He might have been young, but his idea was so good that the Prince’s Trust, HP and UWE Bristol all agreed to help fund it, and he began going into schools, which was where he began dreaming up the idea for MekaMon, before eventually forming a company in 2013 with former Airbus mechanical engineer John Rees and PhD roboticist Chris Beck.
“I wanted something that could be fun and provide an opportunity to teach. People go out and buy toys and they get bored in a few days, but if you create something with gaming, it captures their imagination. We’re combining robotics, AR and video gaming to find a new way for people to play in the 21st century,” Adekunle told IBTimes UK at the Slush 2016 tech conference in Helsinki.
The MekaMon gaming robot ecosystem
The Lone Wolf MekaMon: One of three robots designed for the gaming robot ecosystemReach Robotics
MekaMon is suitable for age 8 and up. It consists of an Android and iOS smartphone app and the robot itself, which has three degrees of freedom per leg to enable complex fluid motions and comes with a rechargeable lithium ion battery in its chest that gives an hour of playtime.
The robot’s movements are tracked using your smartphone camera and the robot and the smartphone communicate using Bluetooth Low Energy and infrared, while group games consisting of multiple battling robots are hosted over Wi-Fi.
The game is built using the Unity gaming engine and is centred around a fantasy world whereby the robots are defenders trying to save humanity (somewhat similar to the sci-fi film Pacific Rim). The robot moves around your home in real-time battling augmented reality enemies that only you can see on your smartphone screen.
The robot features a modular design and the idea is that users can plug in different attachments to the robot’s legs, so the initial MekaMon kit comes with four shields and two weapons for this purpose. And to get people interested in learning to code and robotics, the player has full control to manually tweak settings and decide exactly how the robot moves in the app.
Getting people interested in coding and robotics
Reach Robotics cofounders from left: CTO John Rees, CEO Silas Adekunle and COO Chris Beck pose with the MekaMon robotReach Robotics
Later on in 2017, Reach Robotics also plans to release the robot’s software development kit (SDK) with easy-to-follow instructions that can be downloaded for free so that users can start tinkering with the robot’s internal workings and adapt them to make the robot do many more things.
“It was quite hard to get into robotics and that’s why I created this so you have fun and actually enjoy what you’re doing this, rather than tinkering for the sake of tinkering. You can literally give the phone to someone and they can control the robot easily,” said Adekunle.
“We’re getting people into robotics by making sure the interface is really simple and easy to use, that’s where we’re starting. We don’t start off showing you any code. We want to capture their imaginations and that makes them curious, and then after that then show them the SDK.”
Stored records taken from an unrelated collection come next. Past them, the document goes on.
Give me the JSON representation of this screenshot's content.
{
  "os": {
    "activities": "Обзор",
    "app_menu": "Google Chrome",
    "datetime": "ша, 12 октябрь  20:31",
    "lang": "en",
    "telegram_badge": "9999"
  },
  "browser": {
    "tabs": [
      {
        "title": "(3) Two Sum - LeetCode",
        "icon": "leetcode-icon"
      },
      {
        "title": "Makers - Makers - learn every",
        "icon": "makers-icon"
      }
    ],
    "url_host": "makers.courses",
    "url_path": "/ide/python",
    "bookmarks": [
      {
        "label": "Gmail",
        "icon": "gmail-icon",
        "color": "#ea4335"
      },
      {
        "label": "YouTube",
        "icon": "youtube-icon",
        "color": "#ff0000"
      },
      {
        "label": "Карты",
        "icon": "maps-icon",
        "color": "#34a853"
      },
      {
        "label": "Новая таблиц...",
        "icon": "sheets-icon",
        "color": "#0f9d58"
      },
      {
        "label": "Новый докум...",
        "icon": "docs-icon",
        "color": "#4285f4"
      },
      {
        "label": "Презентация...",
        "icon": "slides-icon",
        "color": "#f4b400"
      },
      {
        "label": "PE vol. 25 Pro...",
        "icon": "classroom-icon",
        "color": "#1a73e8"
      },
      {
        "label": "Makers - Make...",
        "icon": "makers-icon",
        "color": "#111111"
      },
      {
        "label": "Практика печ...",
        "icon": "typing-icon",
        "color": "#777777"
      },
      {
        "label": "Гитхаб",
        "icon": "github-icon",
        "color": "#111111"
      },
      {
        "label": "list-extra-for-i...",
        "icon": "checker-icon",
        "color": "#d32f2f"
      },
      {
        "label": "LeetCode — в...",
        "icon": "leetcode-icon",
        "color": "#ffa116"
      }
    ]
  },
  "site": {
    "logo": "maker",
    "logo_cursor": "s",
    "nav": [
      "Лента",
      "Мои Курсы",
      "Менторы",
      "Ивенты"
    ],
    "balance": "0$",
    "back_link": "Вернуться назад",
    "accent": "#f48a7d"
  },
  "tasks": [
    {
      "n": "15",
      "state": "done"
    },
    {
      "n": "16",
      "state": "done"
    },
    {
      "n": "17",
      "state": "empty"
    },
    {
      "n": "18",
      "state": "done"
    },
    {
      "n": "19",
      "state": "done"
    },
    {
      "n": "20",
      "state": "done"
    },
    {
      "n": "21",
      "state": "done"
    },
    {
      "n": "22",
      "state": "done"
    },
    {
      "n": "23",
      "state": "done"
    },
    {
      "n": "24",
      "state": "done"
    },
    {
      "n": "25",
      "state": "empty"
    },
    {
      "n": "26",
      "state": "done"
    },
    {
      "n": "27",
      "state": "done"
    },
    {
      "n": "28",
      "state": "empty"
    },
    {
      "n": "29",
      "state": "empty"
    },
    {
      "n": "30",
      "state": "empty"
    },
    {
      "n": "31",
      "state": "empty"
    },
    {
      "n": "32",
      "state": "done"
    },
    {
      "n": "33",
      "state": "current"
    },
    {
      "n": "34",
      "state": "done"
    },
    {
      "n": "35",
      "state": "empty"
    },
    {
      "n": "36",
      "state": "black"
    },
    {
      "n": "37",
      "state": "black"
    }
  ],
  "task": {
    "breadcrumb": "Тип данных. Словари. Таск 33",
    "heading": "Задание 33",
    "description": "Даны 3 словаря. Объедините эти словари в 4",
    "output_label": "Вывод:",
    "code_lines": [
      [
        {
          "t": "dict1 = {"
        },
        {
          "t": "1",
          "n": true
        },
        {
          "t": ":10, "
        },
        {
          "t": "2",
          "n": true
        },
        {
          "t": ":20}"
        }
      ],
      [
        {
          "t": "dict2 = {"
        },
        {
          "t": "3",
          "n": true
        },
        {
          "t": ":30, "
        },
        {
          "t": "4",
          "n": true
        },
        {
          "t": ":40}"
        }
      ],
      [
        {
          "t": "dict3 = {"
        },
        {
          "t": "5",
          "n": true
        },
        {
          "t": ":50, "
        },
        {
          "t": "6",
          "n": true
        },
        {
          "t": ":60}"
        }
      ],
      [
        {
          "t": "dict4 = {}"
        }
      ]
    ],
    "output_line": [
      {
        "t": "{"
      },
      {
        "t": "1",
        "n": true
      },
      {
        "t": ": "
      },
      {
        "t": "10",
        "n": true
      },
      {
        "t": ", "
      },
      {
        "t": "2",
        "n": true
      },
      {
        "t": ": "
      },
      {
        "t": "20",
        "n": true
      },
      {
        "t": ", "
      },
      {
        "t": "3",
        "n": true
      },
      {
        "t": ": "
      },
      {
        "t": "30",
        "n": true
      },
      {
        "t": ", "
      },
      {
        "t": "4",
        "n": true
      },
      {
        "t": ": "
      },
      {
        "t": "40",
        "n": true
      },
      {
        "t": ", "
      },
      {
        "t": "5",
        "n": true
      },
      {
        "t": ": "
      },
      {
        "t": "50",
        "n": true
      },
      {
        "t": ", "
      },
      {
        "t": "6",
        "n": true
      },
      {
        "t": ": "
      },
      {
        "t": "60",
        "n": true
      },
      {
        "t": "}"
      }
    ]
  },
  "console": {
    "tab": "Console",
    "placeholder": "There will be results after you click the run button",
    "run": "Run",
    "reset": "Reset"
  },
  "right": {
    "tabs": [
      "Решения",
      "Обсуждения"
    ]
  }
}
Reach Robotics has many more ideas for its gaming robot ecosystem, and is currently discussing with partners about some sort of robotics education programme that people who have bought the robot will have free access to.
The firm also plans to release more video games with different back stories that all involve the MekaMon robots. One idea is to have a game whereby multiple players can compete to gain control of one physical robot – this was piloted at the Tech Crunch Disrupt event in London on 5-6 December where Reach Robotics mentored a hackathon where hackers battled to gain control of two battlebots.
MekaMon is currently available for pre-order online for either $279 (£220) for one robot or $499 for two, and the products will ship in January 2017.